If an asset has been properly transferred into a Trust during a person’s lifetime or by a Beneficiary Designation, the Trust’s terms shall govern the administration and distribution of said asset until the Trust has fulfilled its purposes and the asset will avoid the probate process. The depth of this article will only allow for discussion on the most common type of trust which is known as a revocable trust or a living trust (“Revocable Trust”), However, many types of trusts exist for many different purposes.
A Revocable Trust is a legal document that is established during a person’s lifetime which usually directs that the trust’s assets and income are to be used for the person’s benefit during their lifetime and also designates beneficiaries to receive said assets after the person’s death. A Revocable Trust, like a Will, can be amended at any time by the creator of the trust who is known as the “Grantor” as long as he is living and maintains legal capacity. The person in charge of the trust with legal authority to manage the trust is known as the trustee (“Trustee”). The Trustee administers the trust for the benefit of the Revocable Trust’s named beneficiaries. Usually, the
Trustee is the Grantor during his lifetime and then a successor trustee is named to take over the trustee role upon the Grantor’s death.
After creating a Revocable Trust, the Grantor then transfers many of his assets to the Revocable Trust during his lifetime. The Grantor can add or withdraw assets from and to his Revocable Trust at any time during his lifetime while he maintains capacity. When the Grantor dies, a Revocable Trust becomes irrevocable and the then serving trustee and trust beneficiaries may not alter any of the trust’s provisions. A Revocable Trust will avoid probate upon the Grantor’s death for all assets that have been transferred to the trust. Probate is avoided because Revocable Trust assets are not titled in the name of Grantor at the time of death and therefore the property is not part of a probate process. It is very important to fund a Revocable Trust as failure to properly fund the trust will provide little or no benefit to the Grantor.

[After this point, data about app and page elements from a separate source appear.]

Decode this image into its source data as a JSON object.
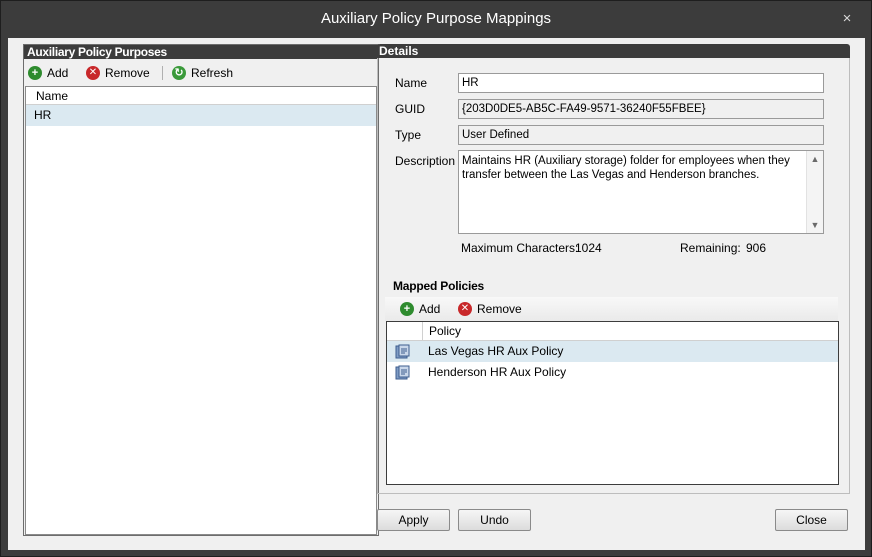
{
  "window": {
    "title": "Auxiliary Policy Purpose Mappings",
    "close_glyph": "×"
  },
  "purposes_panel": {
    "header": "Auxiliary Policy Purposes",
    "toolbar": {
      "add": {
        "label": "Add",
        "icon": "add-icon"
      },
      "remove": {
        "label": "Remove",
        "icon": "remove-icon"
      },
      "refresh": {
        "label": "Refresh",
        "icon": "refresh-icon"
      }
    },
    "column_header": "Name",
    "items": [
      {
        "name": "HR"
      }
    ]
  },
  "details": {
    "header": "Details",
    "name_label": "Name",
    "name_value": "HR",
    "guid_label": "GUID",
    "guid_value": "{203D0DE5-AB5C-FA49-9571-36240F55FBEE}",
    "type_label": "Type",
    "type_value": "User Defined",
    "description_label": "Description",
    "description_value": "Maintains HR (Auxiliary storage) folder for employees when they transfer between the Las Vegas and Henderson branches.",
    "max_chars_label": "Maximum Characters:",
    "max_chars_value": "1024",
    "remaining_label": "Remaining:",
    "remaining_value": "906"
  },
  "mapped_policies": {
    "title": "Mapped Policies",
    "toolbar": {
      "add": {
        "label": "Add",
        "icon": "add-icon"
      },
      "remove": {
        "label": "Remove",
        "icon": "remove-icon"
      }
    },
    "column_header": "Policy",
    "rows": [
      {
        "name": "Las Vegas HR Aux Policy",
        "icon": "policy-icon"
      },
      {
        "name": "Henderson HR Aux Policy",
        "icon": "policy-icon"
      }
    ]
  },
  "buttons": {
    "apply": "Apply",
    "undo": "Undo",
    "close": "Close"
  },
  "colors": {
    "frame": "#3c3c3c",
    "client_bg": "#f0f0f0",
    "selection": "#dbe9f1",
    "add_green": "#2e8b2e",
    "remove_red": "#c8282a"
  }
}
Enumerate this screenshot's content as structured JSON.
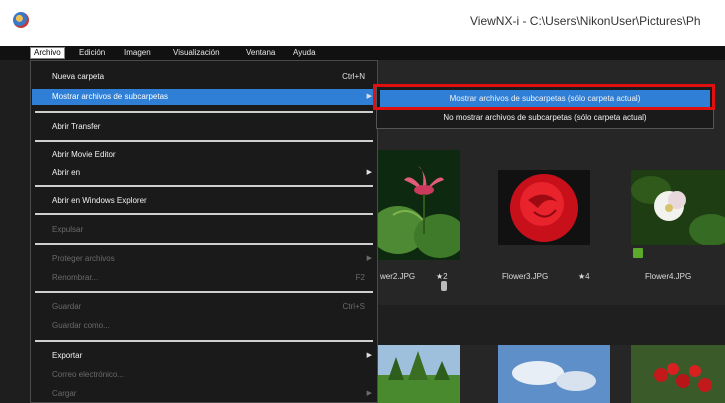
{
  "window": {
    "title": "ViewNX-i - C:\\Users\\NikonUser\\Pictures\\Ph"
  },
  "menubar": [
    "Archivo",
    "Edición",
    "Imagen",
    "Visualización",
    "Ventana",
    "Ayuda"
  ],
  "file_menu": {
    "items": [
      {
        "label": "Nueva carpeta",
        "shortcut": "Ctrl+N"
      },
      {
        "label": "Mostrar archivos de subcarpetas"
      },
      {
        "label": "Abrir Transfer"
      },
      {
        "label": "Abrir Movie Editor"
      },
      {
        "label": "Abrir en"
      },
      {
        "label": "Abrir en Windows Explorer"
      },
      {
        "label": "Expulsar"
      },
      {
        "label": "Proteger archivos"
      },
      {
        "label": "Renombrar...",
        "shortcut": "F2"
      },
      {
        "label": "Guardar",
        "shortcut": "Ctrl+S"
      },
      {
        "label": "Guardar como..."
      },
      {
        "label": "Exportar"
      },
      {
        "label": "Correo electrónico..."
      },
      {
        "label": "Cargar"
      }
    ]
  },
  "submenu": {
    "items": [
      {
        "label": "Mostrar archivos de subcarpetas (sólo carpeta actual)"
      },
      {
        "label": "No mostrar archivos de subcarpetas (sólo carpeta actual)"
      }
    ]
  },
  "thumbnails": [
    {
      "label": "wer2.JPG",
      "rating": "★2"
    },
    {
      "label": "Flower3.JPG",
      "rating": "★4"
    },
    {
      "label": "Flower4.JPG"
    }
  ],
  "colors": {
    "highlight": "#2f7fd6",
    "callout": "#e01010"
  }
}
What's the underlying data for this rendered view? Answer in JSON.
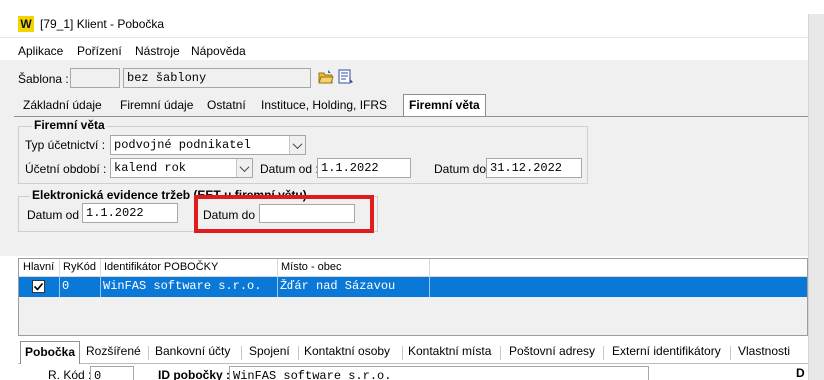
{
  "window": {
    "logo": "W",
    "title": "[79_1] Klient - Pobočka"
  },
  "menu": [
    "Aplikace",
    "Pořízení",
    "Nástroje",
    "Nápověda"
  ],
  "sablona": {
    "label": "Šablona :",
    "code": "",
    "name": "bez šablony"
  },
  "tabs_top": [
    {
      "label": "Základní údaje",
      "active": false
    },
    {
      "label": "Firemní údaje",
      "active": false
    },
    {
      "label": "Ostatní",
      "active": false
    },
    {
      "label": "Instituce, Holding, IFRS",
      "active": false
    },
    {
      "label": "Firemní věta",
      "active": true
    }
  ],
  "firemni_veta": {
    "group_title": "Firemní věta",
    "typ_ucetnictvi_label": "Typ účetnictví :",
    "typ_ucetnictvi_value": "podvojné podnikatel",
    "ucetni_obdobi_label": "Účetní období :",
    "ucetni_obdobi_value": "kalend rok",
    "datum_od_label": "Datum od :",
    "datum_od_value": "1.1.2022",
    "datum_do_label": "Datum do :",
    "datum_do_value": "31.12.2022"
  },
  "eet": {
    "group_title": "Elektronická evidence tržeb (EET u firemní větu)",
    "datum_od_label": "Datum od :",
    "datum_od_value": "1.1.2022",
    "datum_do_label": "Datum do :",
    "datum_do_value": ""
  },
  "grid": {
    "columns": [
      "Hlavní",
      "RyKód",
      "Identifikátor POBOČKY",
      "Místo - obec"
    ],
    "rows": [
      {
        "hlavni": true,
        "rykod": "0",
        "identifikator": "WinFAS software s.r.o.",
        "misto": "Žďár nad Sázavou"
      }
    ]
  },
  "tabs_bottom": [
    {
      "label": "Pobočka",
      "active": true
    },
    {
      "label": "Rozšířené",
      "active": false
    },
    {
      "label": "Bankovní účty",
      "active": false
    },
    {
      "label": "Spojení",
      "active": false
    },
    {
      "label": "Kontaktní osoby",
      "active": false
    },
    {
      "label": "Kontaktní místa",
      "active": false
    },
    {
      "label": "Poštovní adresy",
      "active": false
    },
    {
      "label": "Externí identifikátory",
      "active": false
    },
    {
      "label": "Vlastnosti",
      "active": false
    }
  ],
  "bottom_form": {
    "r_kod_label": "R. Kód :",
    "r_kod_value": "0",
    "id_pobocky_label": "ID pobočky :",
    "id_pobocky_value": "WinFAS software s.r.o.",
    "cut_label": "D"
  },
  "colors": {
    "selection": "#0a78d7",
    "highlight": "#e11b1b",
    "logo": "#f2d400"
  },
  "icons": [
    "open-folder-icon",
    "list-edit-icon"
  ]
}
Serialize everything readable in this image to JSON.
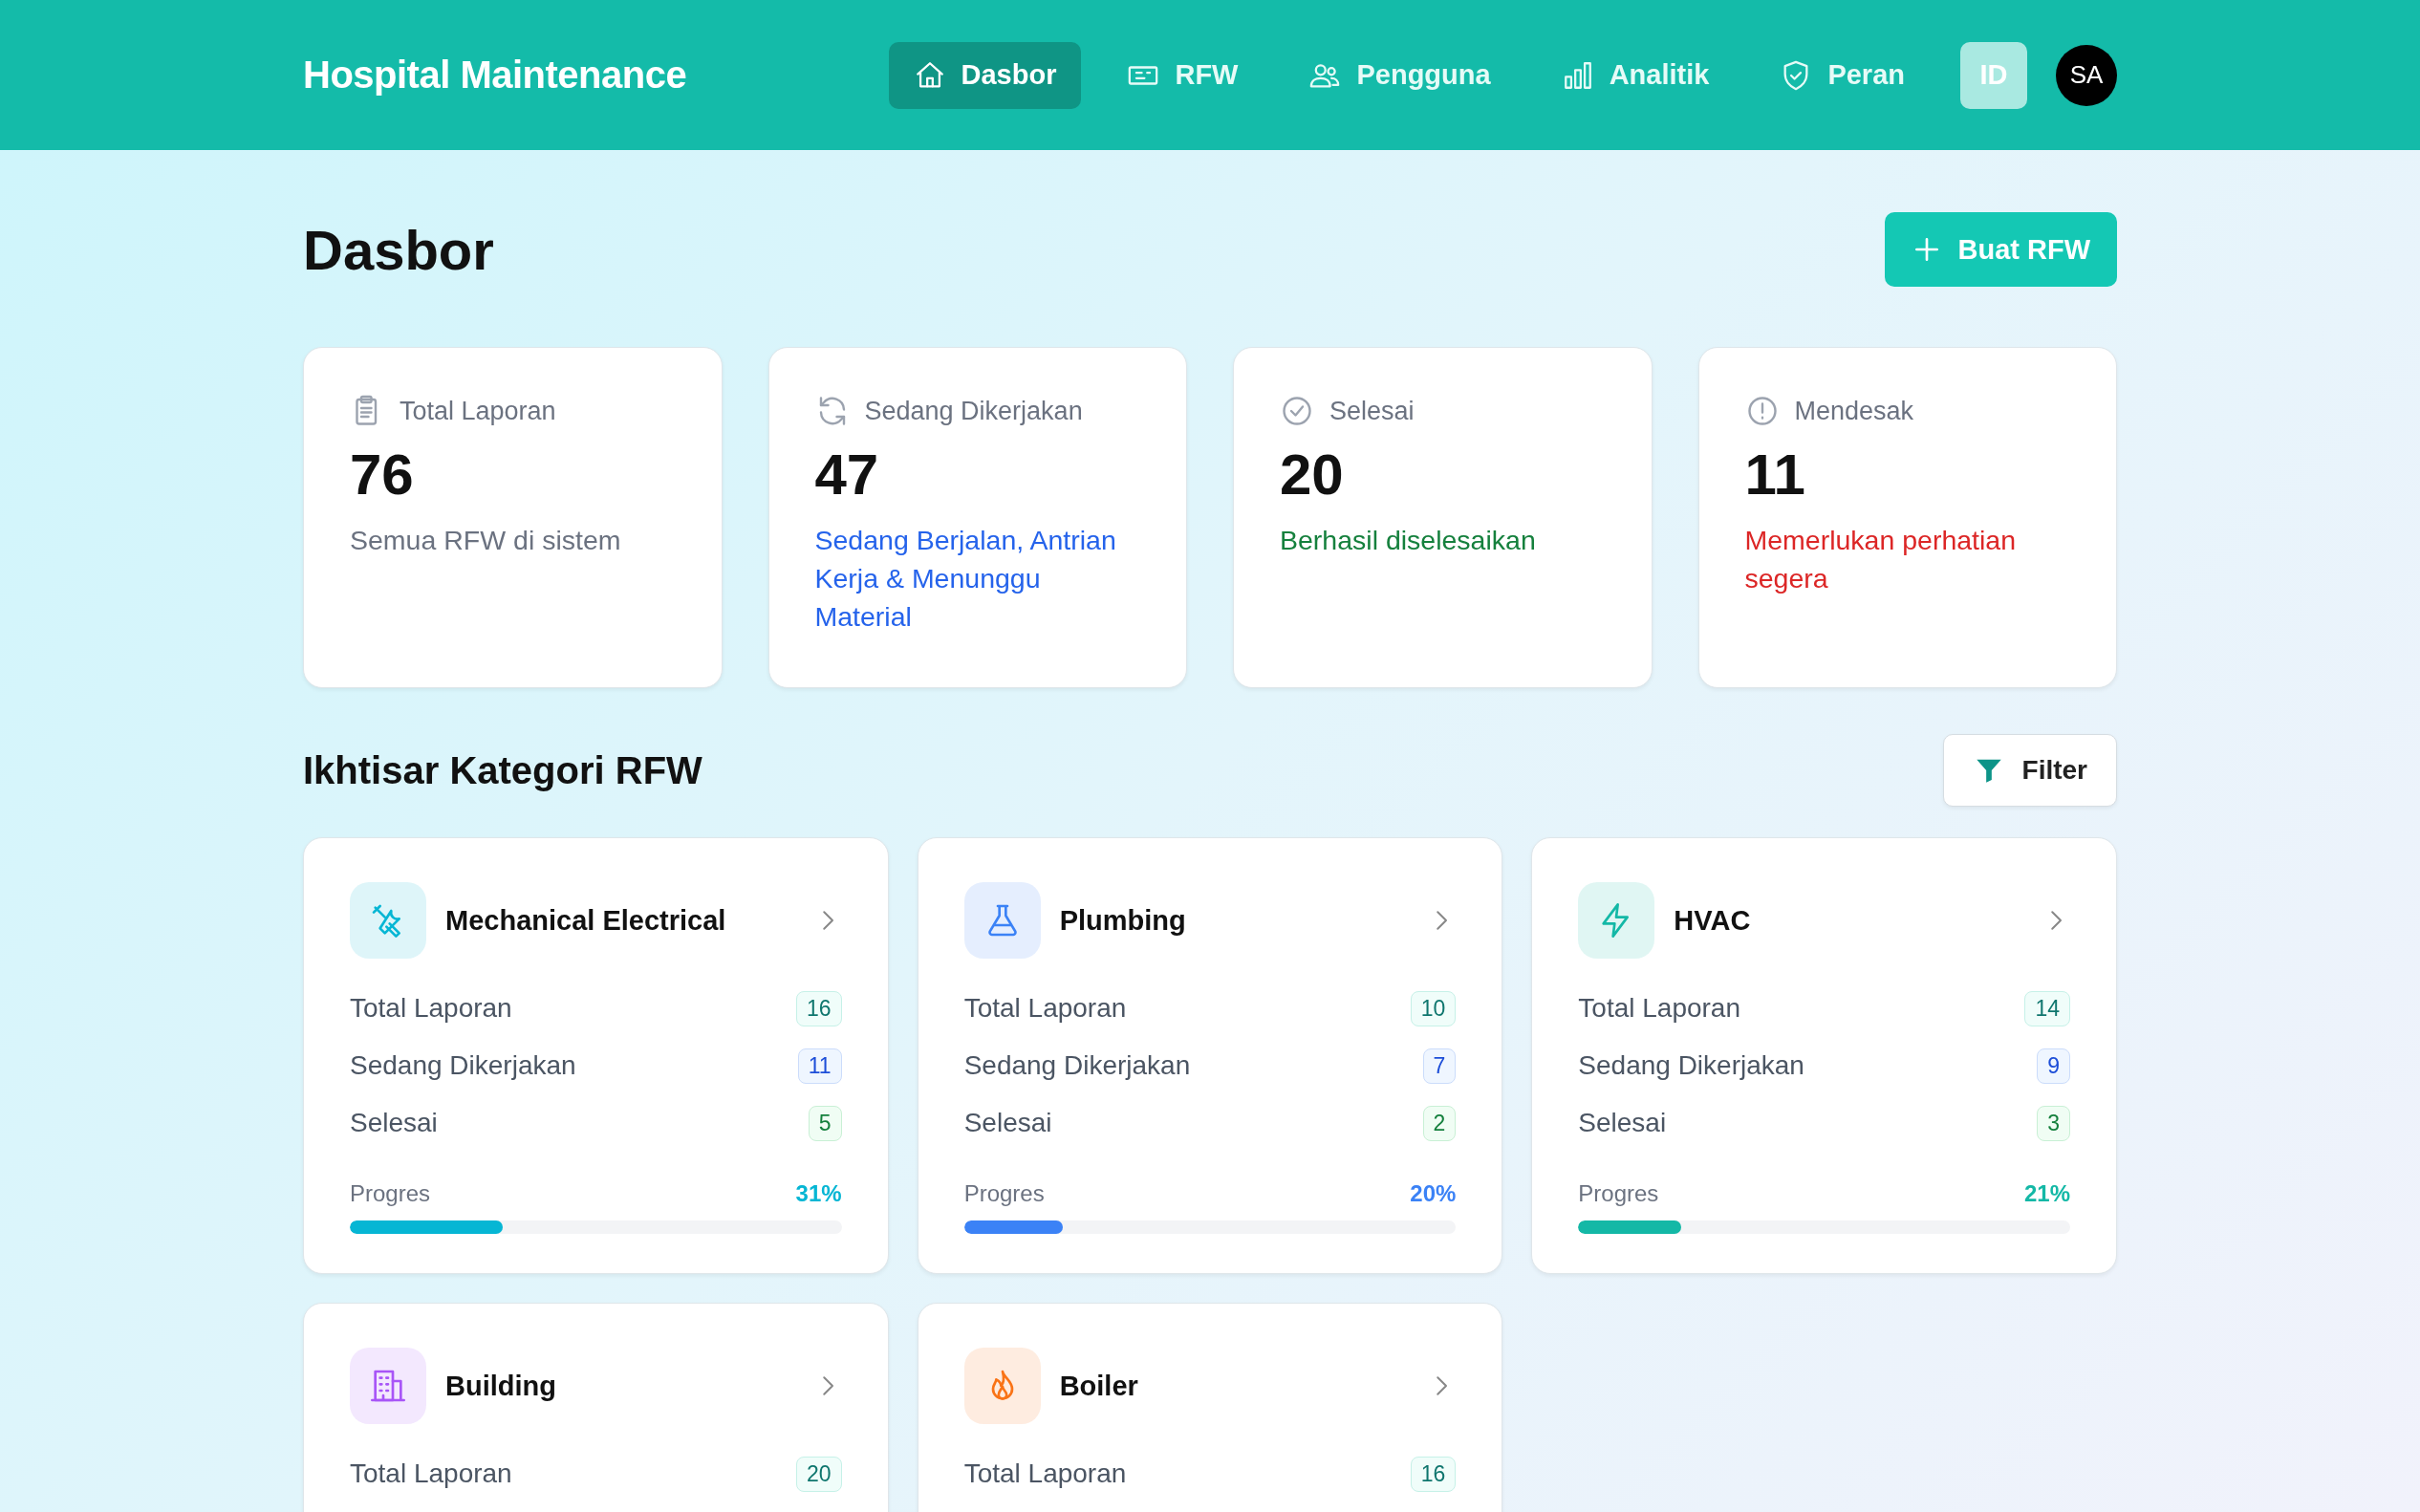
{
  "header": {
    "brand": "Hospital Maintenance",
    "nav": [
      {
        "label": "Dasbor",
        "kind": "home",
        "selected": true
      },
      {
        "label": "RFW",
        "kind": "ticket",
        "selected": false
      },
      {
        "label": "Pengguna",
        "kind": "users",
        "selected": false
      },
      {
        "label": "Analitik",
        "kind": "chart",
        "selected": false
      },
      {
        "label": "Peran",
        "kind": "shield",
        "selected": false
      }
    ],
    "language": "ID",
    "avatar": "SA"
  },
  "page": {
    "title": "Dasbor",
    "create_button": "Buat RFW"
  },
  "stats": [
    {
      "kind": "clipboard",
      "label": "Total Laporan",
      "value": "76",
      "note": "Semua RFW di sistem",
      "color": "#6b7280"
    },
    {
      "kind": "refresh",
      "label": "Sedang Dikerjakan",
      "value": "47",
      "note": "Sedang Berjalan, Antrian Kerja & Menunggu Material",
      "color": "#2563eb"
    },
    {
      "kind": "check",
      "label": "Selesai",
      "value": "20",
      "note": "Berhasil diselesaikan",
      "color": "#15803d"
    },
    {
      "kind": "alert",
      "label": "Mendesak",
      "value": "11",
      "note": "Memerlukan perhatian segera",
      "color": "#dc2626"
    }
  ],
  "overview": {
    "title": "Ikhtisar Kategori RFW",
    "filter_button": "Filter",
    "categories": [
      {
        "kind": "tools",
        "name": "Mechanical Electrical",
        "color": "#06b6d4",
        "rows": [
          {
            "kind": "total",
            "label": "Total Laporan",
            "count": "16"
          },
          {
            "kind": "progress",
            "label": "Sedang Dikerjakan",
            "count": "11"
          },
          {
            "kind": "done",
            "label": "Selesai",
            "count": "5"
          }
        ],
        "progress": {
          "label": "Progres",
          "percent": "31%",
          "level": 0.31
        }
      },
      {
        "kind": "flask",
        "name": "Plumbing",
        "color": "#3b82f6",
        "rows": [
          {
            "kind": "total",
            "label": "Total Laporan",
            "count": "10"
          },
          {
            "kind": "progress",
            "label": "Sedang Dikerjakan",
            "count": "7"
          },
          {
            "kind": "done",
            "label": "Selesai",
            "count": "2"
          }
        ],
        "progress": {
          "label": "Progres",
          "percent": "20%",
          "level": 0.2
        }
      },
      {
        "kind": "bolt",
        "name": "HVAC",
        "color": "#14b8a6",
        "rows": [
          {
            "kind": "total",
            "label": "Total Laporan",
            "count": "14"
          },
          {
            "kind": "progress",
            "label": "Sedang Dikerjakan",
            "count": "9"
          },
          {
            "kind": "done",
            "label": "Selesai",
            "count": "3"
          }
        ],
        "progress": {
          "label": "Progres",
          "percent": "21%",
          "level": 0.21
        }
      },
      {
        "kind": "building",
        "name": "Building",
        "color": "#a855f7",
        "rows": [
          {
            "kind": "total",
            "label": "Total Laporan",
            "count": "20"
          }
        ]
      },
      {
        "kind": "fire",
        "name": "Boiler",
        "color": "#f97316",
        "rows": [
          {
            "kind": "total",
            "label": "Total Laporan",
            "count": "16"
          }
        ]
      }
    ]
  }
}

Whenever configuring an estate plan, it is important to meet and discuss with a qualified estate planning and probate attorney where you map out and plan what will happen to each of your assets upon your death to ensure that your estate planning goals are accomplished at the time of death.